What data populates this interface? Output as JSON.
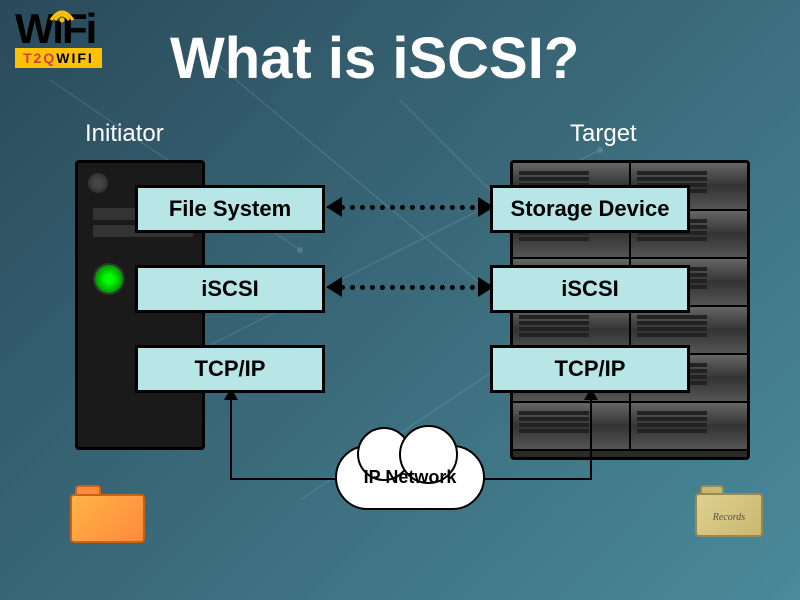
{
  "logo": {
    "main": "WiFi",
    "sub_t2q": "T2Q",
    "sub_wifi": "WIFI"
  },
  "title": "What is iSCSI?",
  "labels": {
    "initiator": "Initiator",
    "target": "Target"
  },
  "left_stack": {
    "layer1": "File System",
    "layer2": "iSCSI",
    "layer3": "TCP/IP"
  },
  "right_stack": {
    "layer1": "Storage Device",
    "layer2": "iSCSI",
    "layer3": "TCP/IP"
  },
  "network": {
    "cloud_label": "IP Network"
  },
  "folder": {
    "records_label": "Records"
  }
}
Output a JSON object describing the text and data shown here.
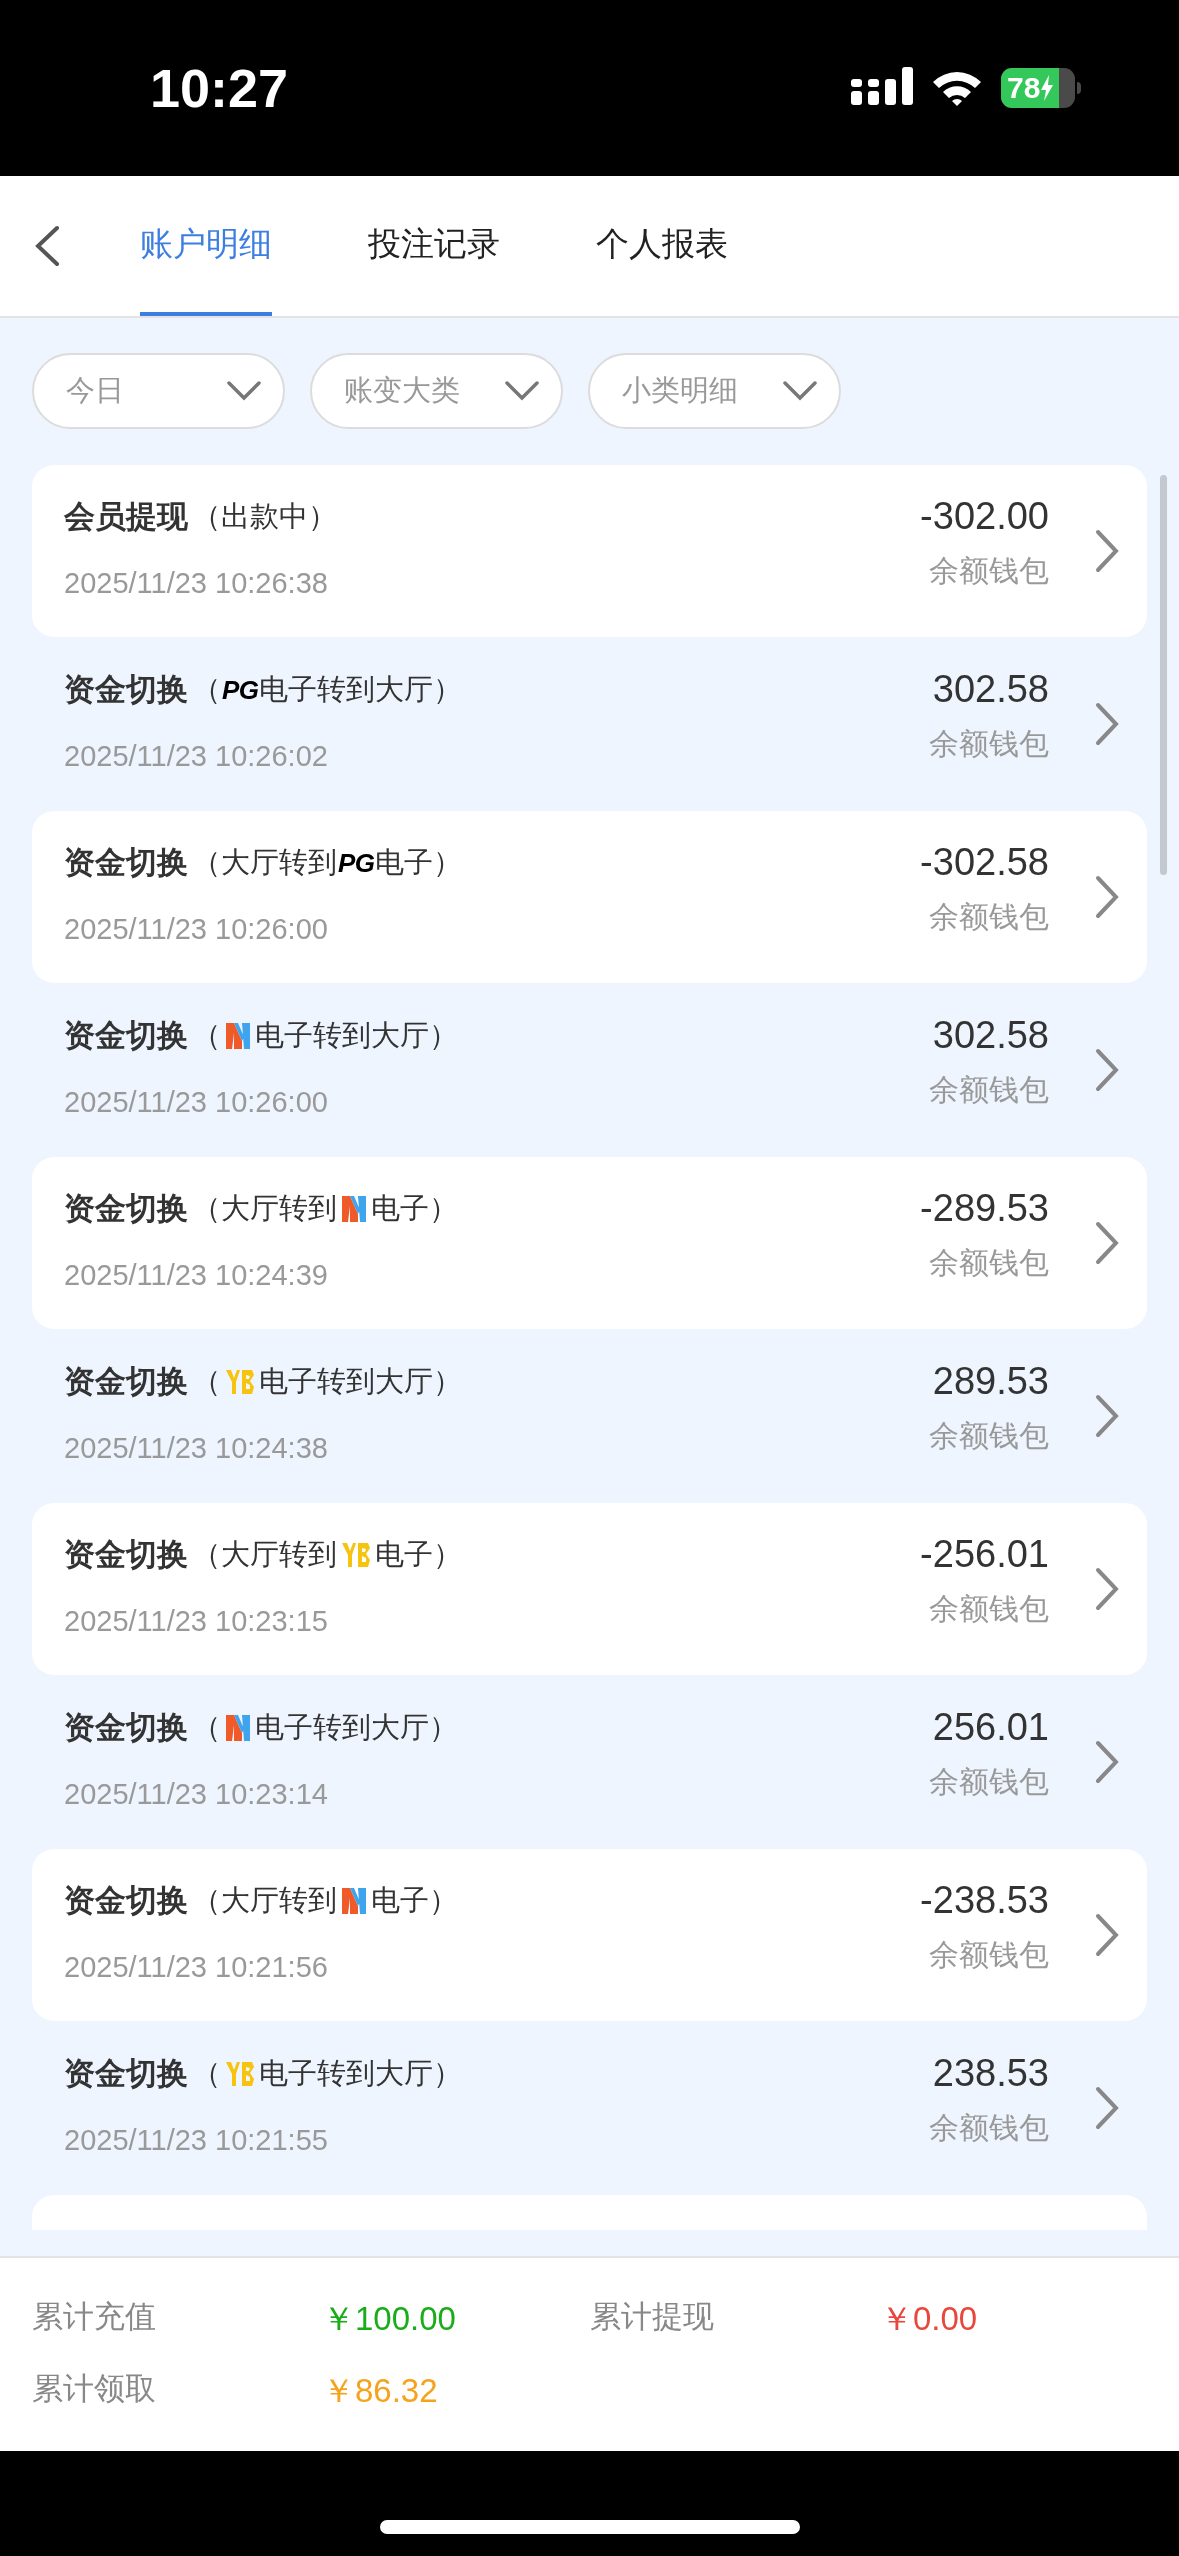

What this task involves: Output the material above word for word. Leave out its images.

Written solution:
What data populates this interface? Output as JSON.
{
  "logo": {
    "main": "WiFi",
    "sub_t2q": "T2Q",
    "sub_wifi": "WIFI"
  },
  "title": "What is iSCSI?",
  "labels": {
    "initiator": "Initiator",
    "target": "Target"
  },
  "left_stack": {
    "layer1": "File System",
    "layer2": "iSCSI",
    "layer3": "TCP/IP"
  },
  "right_stack": {
    "layer1": "Storage Device",
    "layer2": "iSCSI",
    "layer3": "TCP/IP"
  },
  "network": {
    "cloud_label": "IP Network"
  },
  "folder": {
    "records_label": "Records"
  }
}
Output a JSON object describing the text and data shown here.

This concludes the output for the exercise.